Getting the right amount of sleep is critical for your health. It can reduce the risk of heart disease, diabetes, depression and other problems. It can also help your body heal itself, boost your memory and improve your emotional wellbeing.
Sleep is the time when your brain and body recover from stress, repair damage, strengthen key systems and restore a sense of balance. In addition, it can help you fight off diseases, maintain a healthy weight and improve your immune system.
How sleep works
Your body uses electrical signaling to communicate with your brain and muscles during the day, and this same electrical signaling pattern occurs in sleep. The signals start with rapid alpha waves as you transition into a restful state, then shift to slower theta waves as you drift off into deeper sleep.

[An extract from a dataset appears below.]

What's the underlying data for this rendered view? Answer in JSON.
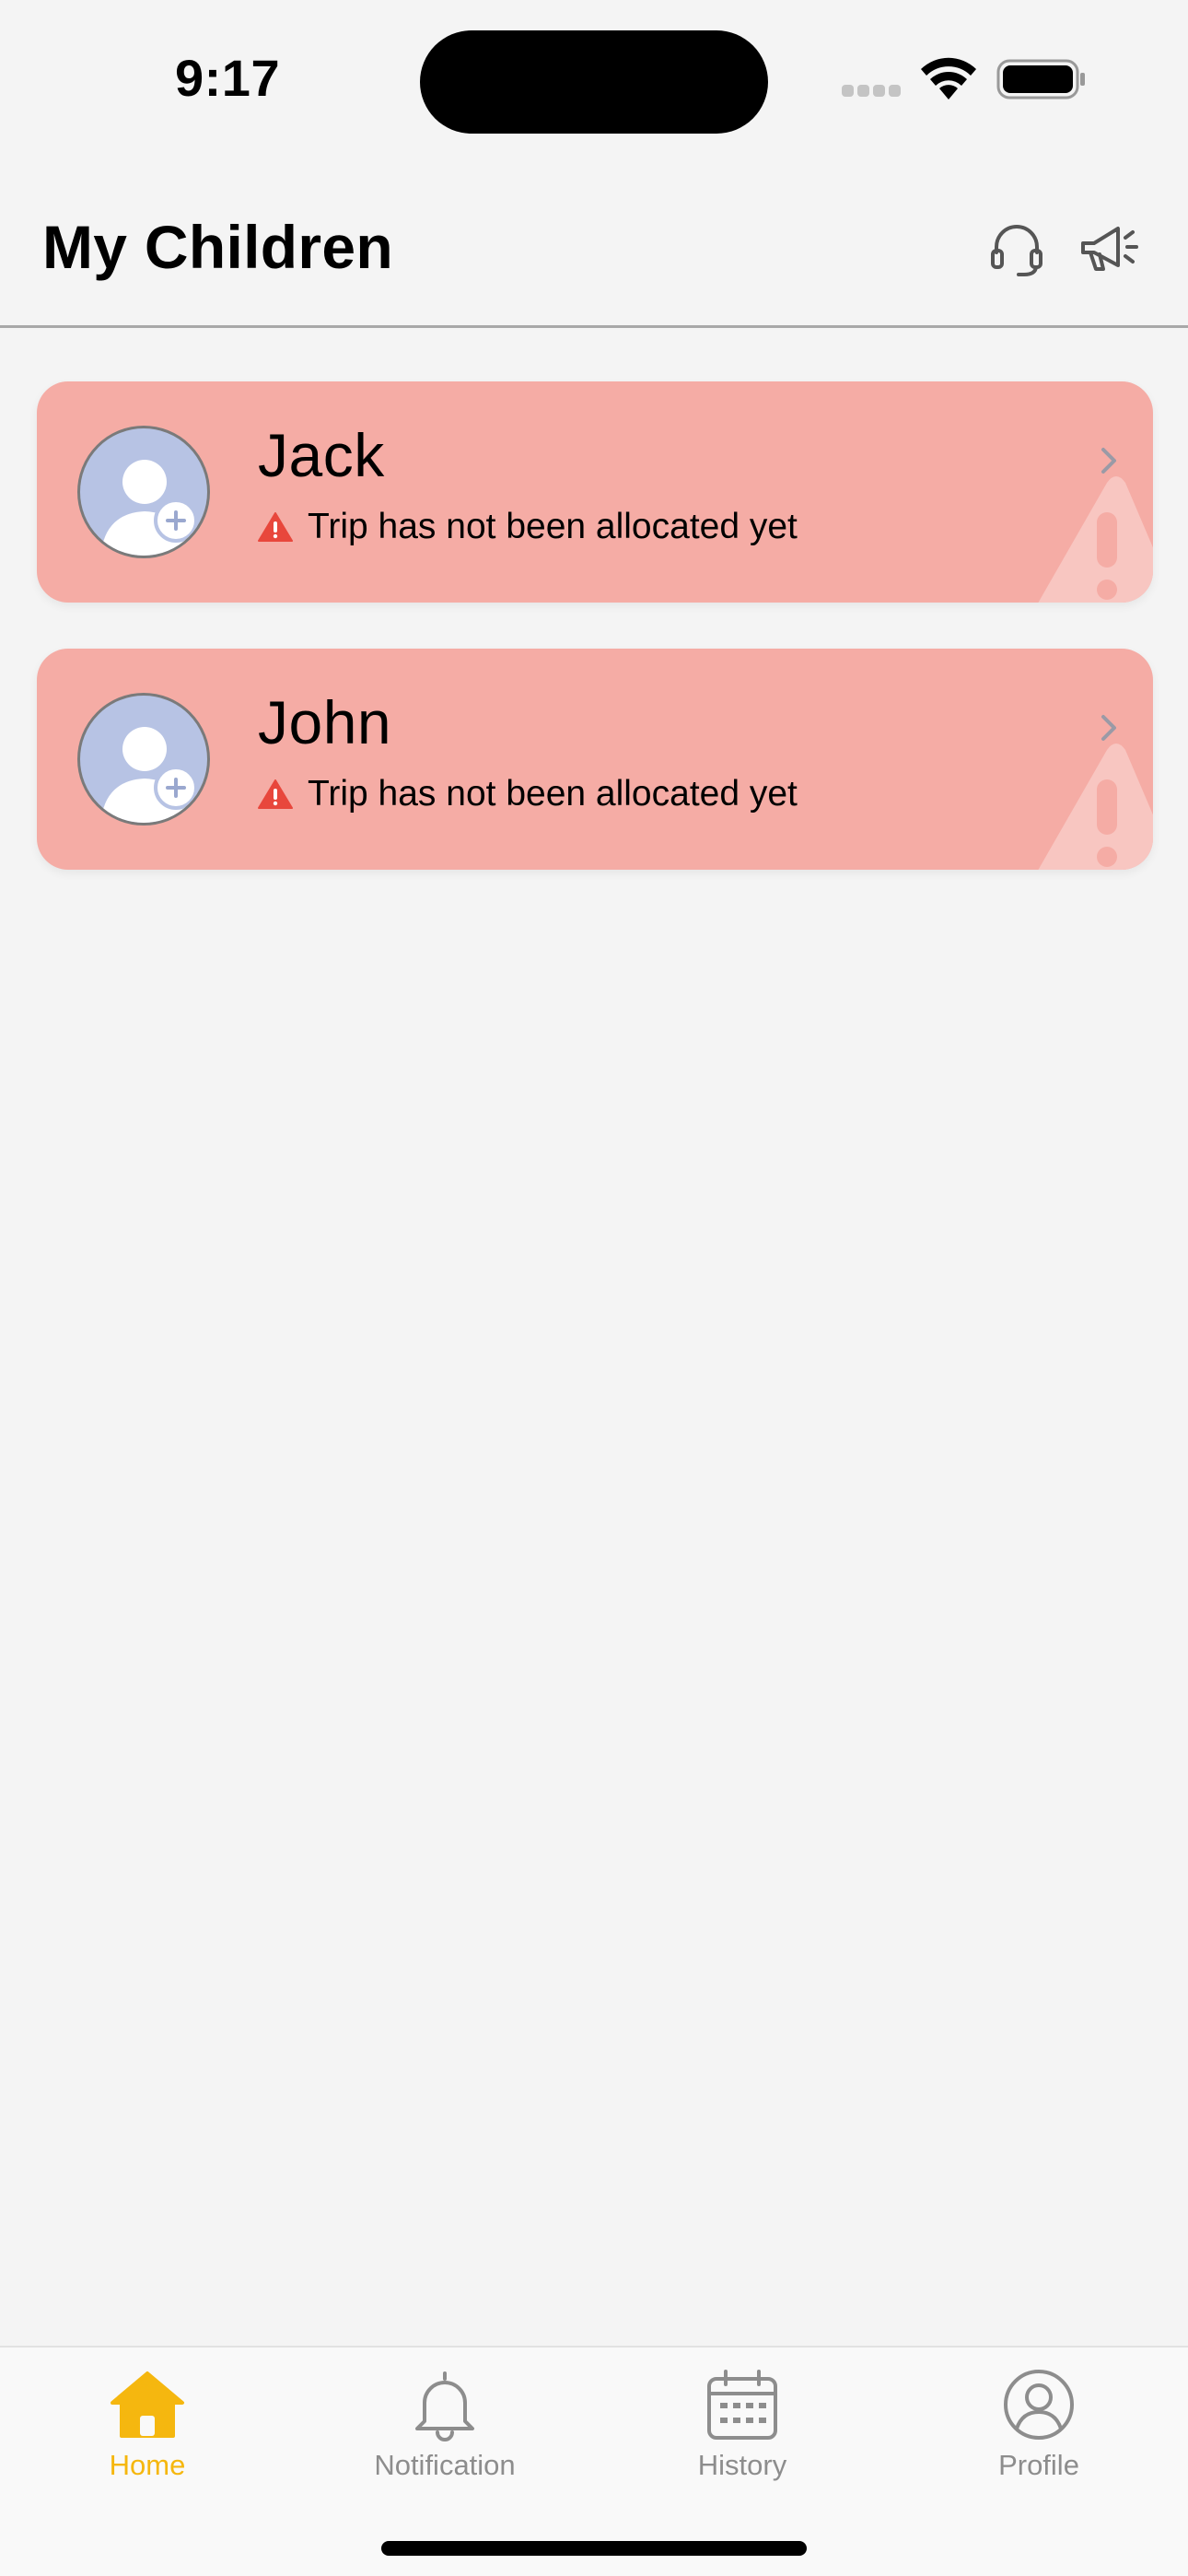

The stages of sleep (known as delta, REM and deep sleep) are characterized by different patterns of electrical activity, with each phase involving changes in brain waves, eye movement and body temperature. While you sleep, your body releases hormones and proteins that help repair muscle tissue and other organs.
When you have a bad night’s sleep, your body produces inflammatory chemicals that can increase your risk of heart disease and high blood pressure. A lack of sleep also lowers the levels of cytokines, which help direct your immune system to attack infected cells.
Memory and emotions
If you don’t get enough sleep, your body may forget important memories and emotional experiences. It may also have a hard time processing negative emotions, making you more likely to have mood disorders like depression or anxiety.
Burnout and career satisfaction
When you don’t get the proper amount of sleep, it can negatively impact your work performance. In fact, research shows that those who are sleep-deprived are over 3 times more likely to experience burnout and feel professionally unfulfilled.
In addition, a lack of sleep can have an impact on your ability to think clearly. You’re not able to process information quickly when you’re tired, which can make it harder to concentrate and remember the details of a meeting or project.
A good night’s sleep can also improve your memory, helping you recall events and keep track of your daily to-do list. The brain’s ability to store and consolidate memories is aided during the REM stage of sleep, when brain activity increases.
Pain relief and recovery
The brain’s chemistry during sleep can reduce the pain you feel after an intense workout, or when you are in chronic pain. This is because the body’s physiology shifts during non-rapid eye movement (NREM) sleep to allow blood to flow to your muscles, promoting growth and healing.
Other ways sleep helps your health
While you are asleep, your body’s immune system is working to repair damaged tissues and cells. It releases hormones and proteins that help you heal wounds, rebuild muscles and strengthen your immune system.
Having a good sleep schedule and avoiding stimulants (such as caffeine or nicotine) can be helpful. However, if you have problems falling asleep, staying asleep or waking up tired during the day, it’s important to speak with a healthcare provider to discuss possible treatment options for sleep disorders.